Exercise prompt: Pick out all lines with the word "Highter" from the records that follow.

Dataset rows describing interfaces
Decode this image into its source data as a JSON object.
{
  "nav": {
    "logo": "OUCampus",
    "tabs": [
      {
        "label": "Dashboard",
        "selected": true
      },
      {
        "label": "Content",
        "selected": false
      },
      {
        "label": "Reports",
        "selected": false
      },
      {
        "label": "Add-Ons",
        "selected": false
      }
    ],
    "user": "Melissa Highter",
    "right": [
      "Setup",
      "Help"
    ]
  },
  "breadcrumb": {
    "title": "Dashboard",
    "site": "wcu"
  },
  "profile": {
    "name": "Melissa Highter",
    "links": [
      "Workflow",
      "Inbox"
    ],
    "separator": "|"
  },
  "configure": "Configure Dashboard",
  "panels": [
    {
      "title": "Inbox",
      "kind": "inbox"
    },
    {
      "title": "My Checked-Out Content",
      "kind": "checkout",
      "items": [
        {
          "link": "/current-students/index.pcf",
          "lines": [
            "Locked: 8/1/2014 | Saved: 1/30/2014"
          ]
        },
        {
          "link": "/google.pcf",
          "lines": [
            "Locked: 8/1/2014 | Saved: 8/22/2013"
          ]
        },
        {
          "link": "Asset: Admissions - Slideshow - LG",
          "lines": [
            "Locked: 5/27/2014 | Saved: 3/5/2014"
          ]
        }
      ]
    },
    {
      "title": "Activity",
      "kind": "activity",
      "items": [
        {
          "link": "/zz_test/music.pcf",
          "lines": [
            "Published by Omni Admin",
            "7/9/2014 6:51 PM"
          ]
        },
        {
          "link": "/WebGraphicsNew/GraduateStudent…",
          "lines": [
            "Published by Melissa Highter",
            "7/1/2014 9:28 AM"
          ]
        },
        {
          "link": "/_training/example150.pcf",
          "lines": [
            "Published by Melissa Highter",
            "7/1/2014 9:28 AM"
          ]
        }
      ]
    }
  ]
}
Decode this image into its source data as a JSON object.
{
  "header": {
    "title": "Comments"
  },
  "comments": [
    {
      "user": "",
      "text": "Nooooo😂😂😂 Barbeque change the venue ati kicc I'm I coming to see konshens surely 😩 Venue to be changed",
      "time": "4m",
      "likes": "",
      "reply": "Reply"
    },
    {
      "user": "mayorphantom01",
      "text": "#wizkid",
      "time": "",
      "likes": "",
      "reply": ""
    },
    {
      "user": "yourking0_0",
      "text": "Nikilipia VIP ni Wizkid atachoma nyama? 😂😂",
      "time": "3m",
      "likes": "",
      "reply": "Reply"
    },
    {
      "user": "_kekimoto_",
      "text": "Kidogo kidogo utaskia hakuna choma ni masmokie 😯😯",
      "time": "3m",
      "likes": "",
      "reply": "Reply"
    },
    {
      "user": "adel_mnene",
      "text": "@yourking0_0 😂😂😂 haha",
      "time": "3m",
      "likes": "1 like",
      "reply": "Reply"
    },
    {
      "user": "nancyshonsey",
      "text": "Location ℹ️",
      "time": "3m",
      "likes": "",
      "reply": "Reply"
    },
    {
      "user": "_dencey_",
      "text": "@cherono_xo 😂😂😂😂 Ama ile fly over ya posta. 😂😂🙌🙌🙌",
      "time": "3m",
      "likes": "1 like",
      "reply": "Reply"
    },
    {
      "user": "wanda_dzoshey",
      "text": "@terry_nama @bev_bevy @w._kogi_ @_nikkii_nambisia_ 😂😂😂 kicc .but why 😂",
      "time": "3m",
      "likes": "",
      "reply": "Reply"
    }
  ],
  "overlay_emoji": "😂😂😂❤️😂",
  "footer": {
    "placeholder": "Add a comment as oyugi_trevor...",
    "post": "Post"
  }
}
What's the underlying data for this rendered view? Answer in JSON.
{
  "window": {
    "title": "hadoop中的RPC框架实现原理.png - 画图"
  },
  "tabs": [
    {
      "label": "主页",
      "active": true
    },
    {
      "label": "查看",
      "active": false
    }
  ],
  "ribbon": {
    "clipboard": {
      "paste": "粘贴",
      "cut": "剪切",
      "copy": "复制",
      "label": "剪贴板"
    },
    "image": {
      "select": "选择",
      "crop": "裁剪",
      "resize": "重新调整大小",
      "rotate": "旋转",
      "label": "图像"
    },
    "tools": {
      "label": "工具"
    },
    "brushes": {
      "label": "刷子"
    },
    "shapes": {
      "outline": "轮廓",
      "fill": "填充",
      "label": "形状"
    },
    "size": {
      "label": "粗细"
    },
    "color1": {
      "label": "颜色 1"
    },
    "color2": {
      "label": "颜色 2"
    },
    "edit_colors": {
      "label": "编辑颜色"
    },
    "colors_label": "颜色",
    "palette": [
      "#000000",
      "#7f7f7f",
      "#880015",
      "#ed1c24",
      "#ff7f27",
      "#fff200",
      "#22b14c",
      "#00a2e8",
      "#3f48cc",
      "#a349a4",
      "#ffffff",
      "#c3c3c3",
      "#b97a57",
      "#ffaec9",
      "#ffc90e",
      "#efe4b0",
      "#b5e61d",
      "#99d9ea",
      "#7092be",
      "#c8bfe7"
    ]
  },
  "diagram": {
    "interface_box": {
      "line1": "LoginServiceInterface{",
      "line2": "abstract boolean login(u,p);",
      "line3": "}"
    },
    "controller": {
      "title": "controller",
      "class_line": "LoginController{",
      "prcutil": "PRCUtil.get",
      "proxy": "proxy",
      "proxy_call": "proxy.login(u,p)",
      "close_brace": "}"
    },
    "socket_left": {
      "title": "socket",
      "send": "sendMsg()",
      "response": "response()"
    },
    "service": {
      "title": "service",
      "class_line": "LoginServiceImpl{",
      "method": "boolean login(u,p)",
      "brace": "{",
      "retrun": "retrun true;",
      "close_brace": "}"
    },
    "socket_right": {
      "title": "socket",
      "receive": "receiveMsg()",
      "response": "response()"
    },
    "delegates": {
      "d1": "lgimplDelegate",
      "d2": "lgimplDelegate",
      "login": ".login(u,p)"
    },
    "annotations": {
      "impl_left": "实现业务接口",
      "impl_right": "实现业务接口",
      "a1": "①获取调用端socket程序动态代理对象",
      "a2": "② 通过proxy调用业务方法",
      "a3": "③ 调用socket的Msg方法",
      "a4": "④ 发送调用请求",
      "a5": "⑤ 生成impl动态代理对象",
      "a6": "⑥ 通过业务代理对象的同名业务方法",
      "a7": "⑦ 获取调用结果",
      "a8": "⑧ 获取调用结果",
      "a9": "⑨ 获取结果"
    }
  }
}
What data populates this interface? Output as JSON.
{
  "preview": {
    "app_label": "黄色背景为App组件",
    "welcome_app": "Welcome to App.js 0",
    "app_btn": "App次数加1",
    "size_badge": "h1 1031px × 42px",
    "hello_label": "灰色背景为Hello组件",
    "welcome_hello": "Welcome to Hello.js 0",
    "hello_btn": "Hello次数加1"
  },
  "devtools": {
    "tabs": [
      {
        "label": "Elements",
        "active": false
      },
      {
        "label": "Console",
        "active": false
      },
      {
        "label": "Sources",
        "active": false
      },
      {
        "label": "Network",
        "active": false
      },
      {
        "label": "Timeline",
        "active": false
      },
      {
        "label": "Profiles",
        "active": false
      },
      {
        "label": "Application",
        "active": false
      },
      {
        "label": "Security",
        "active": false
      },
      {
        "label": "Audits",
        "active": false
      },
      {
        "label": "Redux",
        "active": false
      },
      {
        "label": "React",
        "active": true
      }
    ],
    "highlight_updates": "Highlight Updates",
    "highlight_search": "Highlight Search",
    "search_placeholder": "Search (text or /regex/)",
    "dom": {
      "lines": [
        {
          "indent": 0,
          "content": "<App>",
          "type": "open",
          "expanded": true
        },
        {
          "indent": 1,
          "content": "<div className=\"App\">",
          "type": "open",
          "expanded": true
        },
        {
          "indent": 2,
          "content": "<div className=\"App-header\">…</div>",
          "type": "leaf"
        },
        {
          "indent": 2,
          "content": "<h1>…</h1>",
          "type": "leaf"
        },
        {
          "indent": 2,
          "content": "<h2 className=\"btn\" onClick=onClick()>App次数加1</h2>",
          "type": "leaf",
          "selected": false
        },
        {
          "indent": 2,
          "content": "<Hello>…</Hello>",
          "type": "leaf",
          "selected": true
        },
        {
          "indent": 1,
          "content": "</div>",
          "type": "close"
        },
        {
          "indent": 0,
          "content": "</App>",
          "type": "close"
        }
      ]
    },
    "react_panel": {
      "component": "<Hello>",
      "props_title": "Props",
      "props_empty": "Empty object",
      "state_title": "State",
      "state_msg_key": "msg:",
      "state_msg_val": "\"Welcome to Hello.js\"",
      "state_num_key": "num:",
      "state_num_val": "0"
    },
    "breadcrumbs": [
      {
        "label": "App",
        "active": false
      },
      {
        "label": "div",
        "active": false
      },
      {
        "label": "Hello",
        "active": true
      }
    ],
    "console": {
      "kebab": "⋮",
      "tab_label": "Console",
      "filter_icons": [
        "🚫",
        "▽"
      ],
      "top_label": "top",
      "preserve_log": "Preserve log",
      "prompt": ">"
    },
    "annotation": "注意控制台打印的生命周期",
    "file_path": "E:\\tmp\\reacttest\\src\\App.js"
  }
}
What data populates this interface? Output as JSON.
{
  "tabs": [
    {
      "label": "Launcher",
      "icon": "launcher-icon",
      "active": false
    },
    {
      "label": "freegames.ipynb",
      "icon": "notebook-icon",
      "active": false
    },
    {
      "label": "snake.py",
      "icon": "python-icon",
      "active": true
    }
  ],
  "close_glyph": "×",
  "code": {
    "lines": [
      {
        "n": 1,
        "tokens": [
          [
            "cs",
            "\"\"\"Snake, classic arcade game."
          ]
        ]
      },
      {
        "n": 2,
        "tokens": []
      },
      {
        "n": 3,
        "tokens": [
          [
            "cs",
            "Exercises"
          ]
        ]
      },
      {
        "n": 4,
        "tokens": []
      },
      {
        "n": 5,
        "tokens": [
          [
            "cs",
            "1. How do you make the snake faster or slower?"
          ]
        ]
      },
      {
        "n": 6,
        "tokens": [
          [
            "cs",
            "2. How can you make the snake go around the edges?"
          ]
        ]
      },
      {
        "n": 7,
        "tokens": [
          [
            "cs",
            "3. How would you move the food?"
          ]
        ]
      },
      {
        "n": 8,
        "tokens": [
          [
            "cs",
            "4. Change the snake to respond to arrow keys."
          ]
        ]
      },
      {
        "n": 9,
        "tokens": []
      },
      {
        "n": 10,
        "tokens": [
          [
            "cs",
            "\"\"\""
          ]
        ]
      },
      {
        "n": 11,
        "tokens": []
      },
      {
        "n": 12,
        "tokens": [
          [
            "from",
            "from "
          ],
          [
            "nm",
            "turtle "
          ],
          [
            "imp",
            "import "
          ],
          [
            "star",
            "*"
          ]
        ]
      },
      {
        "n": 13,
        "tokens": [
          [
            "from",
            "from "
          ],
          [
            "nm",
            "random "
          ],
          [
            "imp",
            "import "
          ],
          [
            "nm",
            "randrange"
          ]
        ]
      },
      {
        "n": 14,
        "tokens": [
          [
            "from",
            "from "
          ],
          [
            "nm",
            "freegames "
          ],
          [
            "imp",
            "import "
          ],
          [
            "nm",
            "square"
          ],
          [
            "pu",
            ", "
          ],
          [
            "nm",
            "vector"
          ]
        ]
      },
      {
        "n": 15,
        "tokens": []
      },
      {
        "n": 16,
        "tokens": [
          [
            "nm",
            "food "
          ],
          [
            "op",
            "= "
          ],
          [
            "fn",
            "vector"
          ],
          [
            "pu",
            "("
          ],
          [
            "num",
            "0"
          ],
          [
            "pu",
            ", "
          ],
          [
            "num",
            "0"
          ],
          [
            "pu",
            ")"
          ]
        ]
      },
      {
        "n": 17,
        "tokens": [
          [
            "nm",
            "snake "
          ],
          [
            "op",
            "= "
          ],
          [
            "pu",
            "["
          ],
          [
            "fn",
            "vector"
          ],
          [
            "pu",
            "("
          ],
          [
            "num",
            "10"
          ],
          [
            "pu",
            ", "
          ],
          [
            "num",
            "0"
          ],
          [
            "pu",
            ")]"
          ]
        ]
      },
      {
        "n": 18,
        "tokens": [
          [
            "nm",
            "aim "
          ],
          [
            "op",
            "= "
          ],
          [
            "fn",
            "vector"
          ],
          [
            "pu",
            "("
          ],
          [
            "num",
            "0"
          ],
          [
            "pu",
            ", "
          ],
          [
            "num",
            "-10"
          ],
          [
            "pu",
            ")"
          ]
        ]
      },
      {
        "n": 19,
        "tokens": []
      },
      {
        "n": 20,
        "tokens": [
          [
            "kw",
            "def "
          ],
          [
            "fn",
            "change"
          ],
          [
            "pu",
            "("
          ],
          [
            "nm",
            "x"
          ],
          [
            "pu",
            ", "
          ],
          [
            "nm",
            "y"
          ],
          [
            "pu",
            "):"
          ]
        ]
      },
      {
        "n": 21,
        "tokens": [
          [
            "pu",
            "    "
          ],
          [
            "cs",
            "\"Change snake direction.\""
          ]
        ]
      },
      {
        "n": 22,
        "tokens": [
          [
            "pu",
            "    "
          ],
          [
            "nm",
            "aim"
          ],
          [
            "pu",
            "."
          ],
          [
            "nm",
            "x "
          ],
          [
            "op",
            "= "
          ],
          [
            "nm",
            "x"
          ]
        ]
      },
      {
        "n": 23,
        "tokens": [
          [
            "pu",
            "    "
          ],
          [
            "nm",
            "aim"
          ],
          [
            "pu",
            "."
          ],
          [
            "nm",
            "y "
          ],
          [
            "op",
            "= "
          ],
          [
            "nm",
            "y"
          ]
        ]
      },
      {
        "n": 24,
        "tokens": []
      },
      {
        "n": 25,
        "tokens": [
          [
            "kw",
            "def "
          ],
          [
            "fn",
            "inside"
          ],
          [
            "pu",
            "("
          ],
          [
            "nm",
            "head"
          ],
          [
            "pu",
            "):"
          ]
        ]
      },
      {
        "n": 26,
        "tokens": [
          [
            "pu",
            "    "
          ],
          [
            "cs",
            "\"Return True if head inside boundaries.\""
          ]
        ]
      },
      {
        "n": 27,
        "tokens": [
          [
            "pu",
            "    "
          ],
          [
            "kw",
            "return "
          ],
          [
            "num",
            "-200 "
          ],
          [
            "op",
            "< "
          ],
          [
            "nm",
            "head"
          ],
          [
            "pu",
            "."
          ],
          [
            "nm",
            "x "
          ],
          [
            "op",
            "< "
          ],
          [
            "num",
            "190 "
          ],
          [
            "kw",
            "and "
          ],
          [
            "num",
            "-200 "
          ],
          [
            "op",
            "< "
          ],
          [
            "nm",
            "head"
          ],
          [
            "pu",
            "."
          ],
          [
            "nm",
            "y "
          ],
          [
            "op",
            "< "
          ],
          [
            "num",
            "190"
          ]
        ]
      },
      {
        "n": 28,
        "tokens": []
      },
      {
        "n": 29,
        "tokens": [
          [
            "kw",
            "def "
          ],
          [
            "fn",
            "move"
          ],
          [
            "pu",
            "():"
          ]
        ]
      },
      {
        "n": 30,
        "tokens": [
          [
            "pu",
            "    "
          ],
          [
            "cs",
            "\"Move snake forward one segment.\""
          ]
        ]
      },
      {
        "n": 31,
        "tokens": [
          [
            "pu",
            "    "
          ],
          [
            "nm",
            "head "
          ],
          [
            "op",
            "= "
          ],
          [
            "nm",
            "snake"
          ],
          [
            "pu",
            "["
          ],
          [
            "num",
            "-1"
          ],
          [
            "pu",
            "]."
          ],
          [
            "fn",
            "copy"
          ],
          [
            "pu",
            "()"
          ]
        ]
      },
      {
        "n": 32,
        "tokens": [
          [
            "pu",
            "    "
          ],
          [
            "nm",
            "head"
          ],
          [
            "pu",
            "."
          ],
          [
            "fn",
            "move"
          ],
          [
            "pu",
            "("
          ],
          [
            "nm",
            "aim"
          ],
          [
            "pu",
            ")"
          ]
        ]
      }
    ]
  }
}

Exercise solution:
    "user": "Melissa Highter",
    "name": "Melissa Highter",
            "Published by Melissa Highter",
            "Published by Melissa Highter",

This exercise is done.